Excerpts from an interface dataset
------------------------------------------------------------------------
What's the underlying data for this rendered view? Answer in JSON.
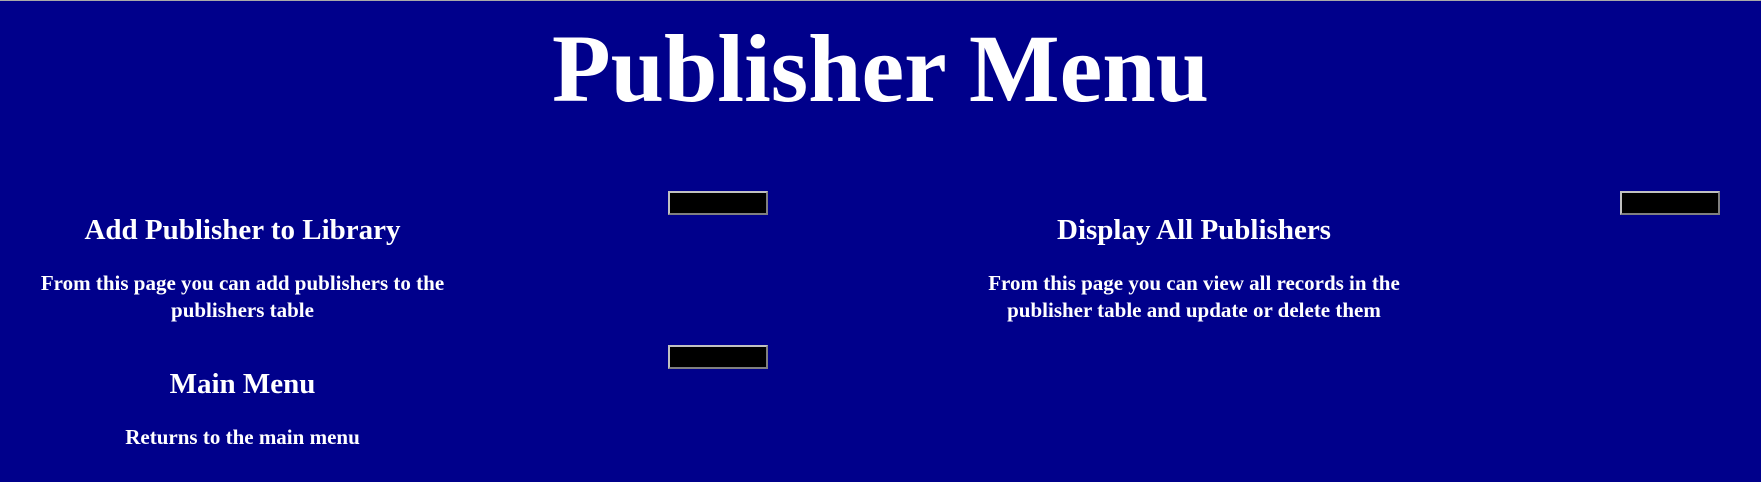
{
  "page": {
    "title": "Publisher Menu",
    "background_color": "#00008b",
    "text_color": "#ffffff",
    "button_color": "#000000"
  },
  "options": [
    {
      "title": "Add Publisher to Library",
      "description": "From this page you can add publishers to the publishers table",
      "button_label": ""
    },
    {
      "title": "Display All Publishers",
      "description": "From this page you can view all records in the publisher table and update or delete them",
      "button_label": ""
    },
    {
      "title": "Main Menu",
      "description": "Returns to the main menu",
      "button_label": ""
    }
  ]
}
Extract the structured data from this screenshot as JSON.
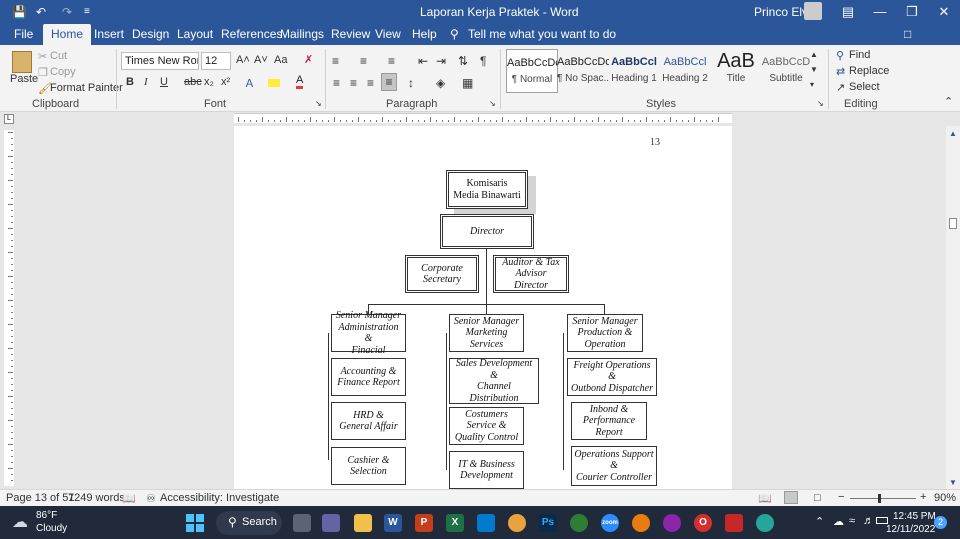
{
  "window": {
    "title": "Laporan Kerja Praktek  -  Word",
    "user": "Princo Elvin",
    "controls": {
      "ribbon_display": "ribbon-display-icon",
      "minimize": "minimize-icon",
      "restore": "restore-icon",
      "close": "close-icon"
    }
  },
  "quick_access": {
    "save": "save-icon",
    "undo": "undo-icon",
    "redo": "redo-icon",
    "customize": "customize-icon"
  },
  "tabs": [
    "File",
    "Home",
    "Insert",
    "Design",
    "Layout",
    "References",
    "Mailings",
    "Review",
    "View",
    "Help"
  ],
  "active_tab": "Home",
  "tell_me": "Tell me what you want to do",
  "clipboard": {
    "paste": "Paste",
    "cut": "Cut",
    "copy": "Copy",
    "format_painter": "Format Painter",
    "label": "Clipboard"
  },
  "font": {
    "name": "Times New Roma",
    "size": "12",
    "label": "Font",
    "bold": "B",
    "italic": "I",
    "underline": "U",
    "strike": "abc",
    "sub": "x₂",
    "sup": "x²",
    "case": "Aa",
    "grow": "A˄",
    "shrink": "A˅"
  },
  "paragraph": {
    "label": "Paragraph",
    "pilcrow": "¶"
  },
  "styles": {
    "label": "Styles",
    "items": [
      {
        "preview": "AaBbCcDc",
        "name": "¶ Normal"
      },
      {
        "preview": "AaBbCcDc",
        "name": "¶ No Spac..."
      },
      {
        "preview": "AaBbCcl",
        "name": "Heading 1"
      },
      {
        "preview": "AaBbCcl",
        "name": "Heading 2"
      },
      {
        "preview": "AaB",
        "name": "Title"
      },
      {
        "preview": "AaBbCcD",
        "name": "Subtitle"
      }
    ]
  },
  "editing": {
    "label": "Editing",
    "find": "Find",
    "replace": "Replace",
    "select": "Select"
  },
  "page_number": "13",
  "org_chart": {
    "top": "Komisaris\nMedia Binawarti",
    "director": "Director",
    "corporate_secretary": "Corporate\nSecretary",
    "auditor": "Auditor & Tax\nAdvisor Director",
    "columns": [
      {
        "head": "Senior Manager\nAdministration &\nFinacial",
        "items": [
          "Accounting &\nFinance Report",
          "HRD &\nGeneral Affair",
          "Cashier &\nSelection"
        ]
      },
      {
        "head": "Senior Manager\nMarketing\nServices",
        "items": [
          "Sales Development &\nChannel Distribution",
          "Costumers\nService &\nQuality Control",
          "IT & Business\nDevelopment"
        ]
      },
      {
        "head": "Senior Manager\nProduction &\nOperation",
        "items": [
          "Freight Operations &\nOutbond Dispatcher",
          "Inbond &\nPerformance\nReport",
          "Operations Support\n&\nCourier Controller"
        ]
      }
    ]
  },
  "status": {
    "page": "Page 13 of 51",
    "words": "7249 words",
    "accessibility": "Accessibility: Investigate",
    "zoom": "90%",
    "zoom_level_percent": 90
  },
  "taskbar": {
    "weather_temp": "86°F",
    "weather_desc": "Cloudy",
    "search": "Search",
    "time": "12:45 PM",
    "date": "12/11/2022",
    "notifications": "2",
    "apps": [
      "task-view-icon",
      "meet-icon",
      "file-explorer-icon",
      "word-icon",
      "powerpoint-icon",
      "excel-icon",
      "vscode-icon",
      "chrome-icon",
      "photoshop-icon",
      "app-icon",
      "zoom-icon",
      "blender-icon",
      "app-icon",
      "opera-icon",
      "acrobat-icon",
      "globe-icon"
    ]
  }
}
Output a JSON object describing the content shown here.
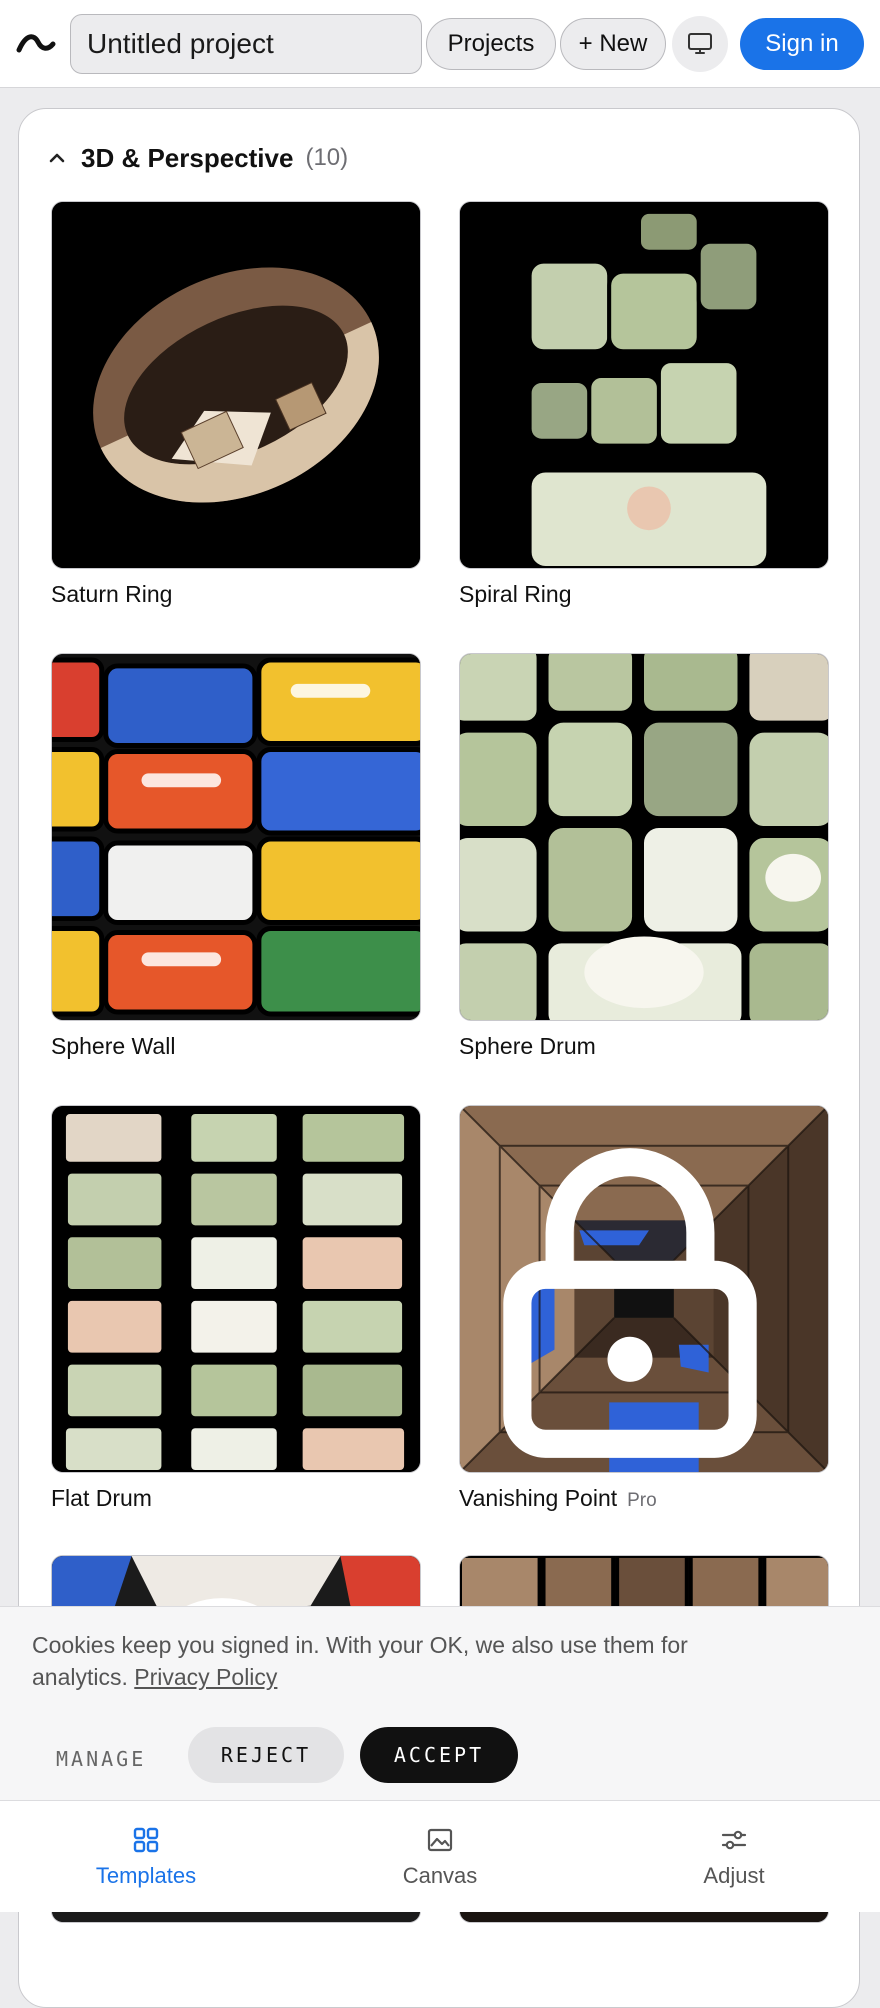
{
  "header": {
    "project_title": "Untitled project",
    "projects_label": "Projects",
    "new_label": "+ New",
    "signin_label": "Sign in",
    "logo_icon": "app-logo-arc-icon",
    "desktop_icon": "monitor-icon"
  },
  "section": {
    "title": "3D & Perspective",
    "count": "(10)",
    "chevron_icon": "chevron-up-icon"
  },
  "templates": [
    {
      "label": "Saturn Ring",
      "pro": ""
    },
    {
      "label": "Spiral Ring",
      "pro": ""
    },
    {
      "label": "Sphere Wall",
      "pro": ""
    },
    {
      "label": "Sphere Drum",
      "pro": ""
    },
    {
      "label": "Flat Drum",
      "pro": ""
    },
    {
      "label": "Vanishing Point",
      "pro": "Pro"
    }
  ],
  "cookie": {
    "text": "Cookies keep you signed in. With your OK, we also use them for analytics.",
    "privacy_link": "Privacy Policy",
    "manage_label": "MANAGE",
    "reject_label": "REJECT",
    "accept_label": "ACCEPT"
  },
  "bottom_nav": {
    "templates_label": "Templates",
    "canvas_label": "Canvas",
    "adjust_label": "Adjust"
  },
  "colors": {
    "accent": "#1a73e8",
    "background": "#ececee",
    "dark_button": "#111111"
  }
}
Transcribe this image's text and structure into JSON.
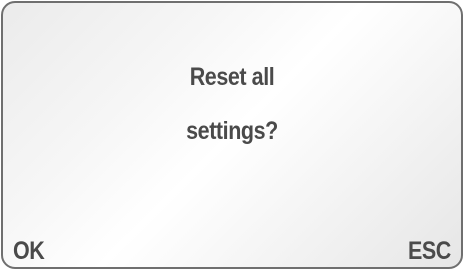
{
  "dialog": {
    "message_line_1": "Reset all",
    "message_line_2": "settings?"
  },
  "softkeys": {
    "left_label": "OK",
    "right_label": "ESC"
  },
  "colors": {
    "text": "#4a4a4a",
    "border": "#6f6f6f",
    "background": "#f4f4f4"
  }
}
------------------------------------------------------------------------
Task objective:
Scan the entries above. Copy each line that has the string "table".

Response to the task:
      "description": "From this page you can add publishers to the publishers table",
      "description": "From this page you can view all records in the publisher table and update or delete them",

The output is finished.